In the contention that precipitated Sánchez's decision to go to the polls - the choice between undertaking dialogue with Catalonia, or increasing the level of conflict - the former has emerged as a clear winner. The three right-wing parties whose rally in Madrid's Plaza de Colón helped provoke the election only obtained a combined total of 42.7% of the votes - and that, in an election where the turnout across Spain rose to 75.7%, a 9 point increase on 2016.
The Spanish prime minister has achieved a solid expansion of his parliamentary group, with a PSOE that goes from 84 to 121 seats, with 96% of votes counted. Behind them in a distant second place is the PP, which has fallen from 137 deputies to a mere 66. The third force will be Cs, who have won 26 extra representatives to reach 58. Unidas Podemos and their different regional partners fall to 35. The extreme right party Vox did not break into the Congress at quite the level expected, winning only 24 seats. Catalan parties ERC and JxCat won 15 and 7 seats respectively; then there are the Basques PNB (6) and Bildu (5), Navarra Suma with 2, the Coalició Canaria with 2, and a single seat each for Valencia's Compromís and the Cantabria Regionalist Party.
Thus, the only leader able to form a government is Pedro Sánchez. His first and most comfortable option is to reach an agreement with Ciudadanos, which would give him 180 seats. But throughout the campaign Cs leader Albert Rivera has put a red line between himself and the PSOE, while Sánchez said this week that "it did not enter into his plans" to make a pact with Rivera's party.
Looking in the other direction is the possibility of repeating the majority which won him the no-confidence motion against Mariano Rajoy - for which the Socialists would, as before, need to add some votes from the pro-independence parties. The sum with Pablo Iglesias's Podemos and its associates would be insufficient. However, adding just one more party - Catalonia's ERC - would give him a parliamentary majority, unlike in his previous, more-fragmented investiture vote.
What has been totally erased from the options is the "Andalusian route" - the PP-Cs-Vox tripartite, so the photo from the Plaza de Colón can't be repeated on the steps of the Moncloa, the prime ministerial residence. The three right-wing parties have only 148 seats in total - thirty deputies short of an absolute majority. The partner who let down the side was the PP, where Pablo Casado lost more than half his parliamentary strength.

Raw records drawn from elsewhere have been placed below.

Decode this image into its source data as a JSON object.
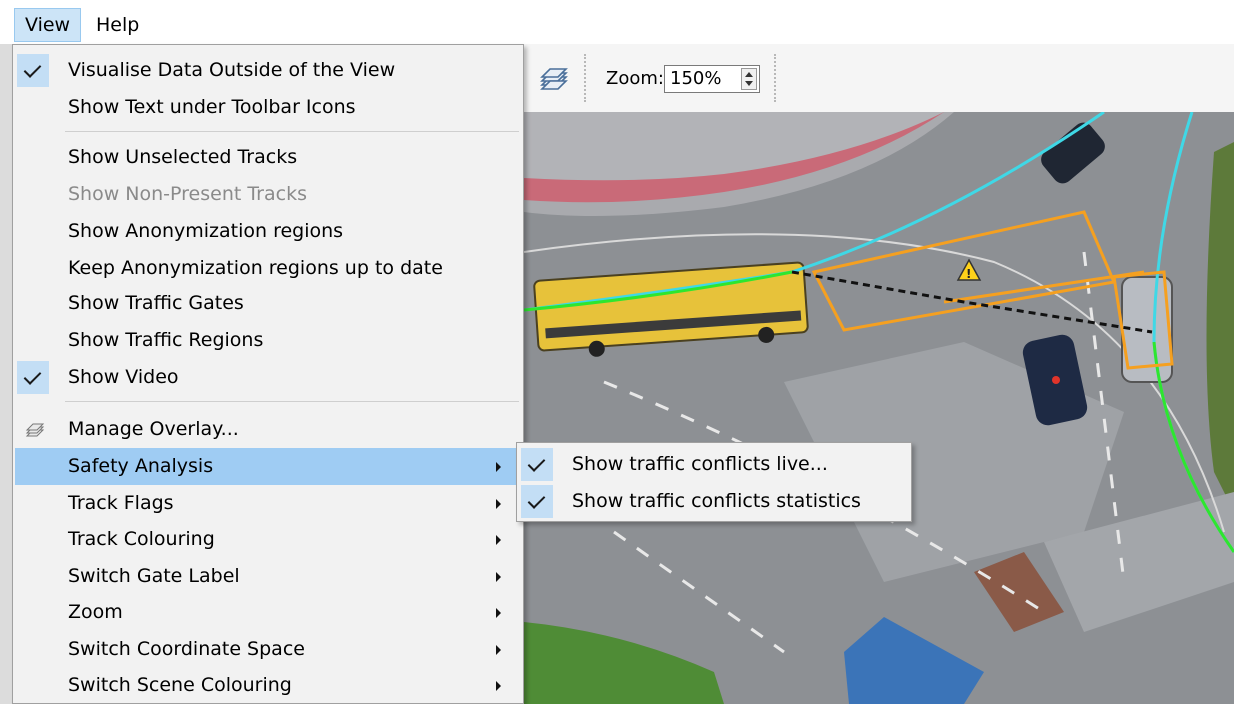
{
  "menubar": {
    "view": "View",
    "help": "Help"
  },
  "toolbar": {
    "zoom_label": "Zoom:",
    "zoom_value": "150%"
  },
  "view_menu": {
    "items": [
      {
        "label": "Visualise Data Outside of the View",
        "checked": true
      },
      {
        "label": "Show Text under Toolbar Icons",
        "checked": false
      },
      {
        "label": "Show Unselected Tracks",
        "checked": false
      },
      {
        "label": "Show Non-Present Tracks",
        "checked": false,
        "disabled": true
      },
      {
        "label": "Show Anonymization regions",
        "checked": false
      },
      {
        "label": "Keep Anonymization regions up to date",
        "checked": false
      },
      {
        "label": "Show Traffic Gates",
        "checked": false
      },
      {
        "label": "Show Traffic Regions",
        "checked": false
      },
      {
        "label": "Show Video",
        "checked": true
      },
      {
        "label": "Manage Overlay...",
        "icon": "layers-icon"
      },
      {
        "label": "Safety Analysis",
        "submenu": true,
        "highlighted": true
      },
      {
        "label": "Track Flags",
        "submenu": true
      },
      {
        "label": "Track Colouring",
        "submenu": true
      },
      {
        "label": "Switch Gate Label",
        "submenu": true
      },
      {
        "label": "Zoom",
        "submenu": true
      },
      {
        "label": "Switch Coordinate Space",
        "submenu": true
      },
      {
        "label": "Switch Scene Colouring",
        "submenu": true
      }
    ]
  },
  "safety_submenu": {
    "items": [
      {
        "label": "Show traffic conflicts live...",
        "checked": true
      },
      {
        "label": "Show traffic conflicts statistics",
        "checked": true
      }
    ]
  },
  "colors": {
    "highlight": "#9fccf3",
    "check_bg": "#c3def5",
    "track_green": "#2ee62e",
    "track_cyan": "#3fd8e6",
    "conflict_orange": "#f5a020"
  }
}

On the third floor of the PSOE headquarters in Madrid's Calle Ferraz, where Sanchez celebrated the results with his team, their faces throughout the night reflected a contained joy. Sánchez's big political play had worked and his party has now stopped the advance of the right that the Colón rally threatened. A political approach which claims it wants dialogue has defeated one advocating open tension and territorial conflict. Sánchez has won, gaining many seats and new possible partners. At the same time, the Socialists are less dependent on the pro-independence parties.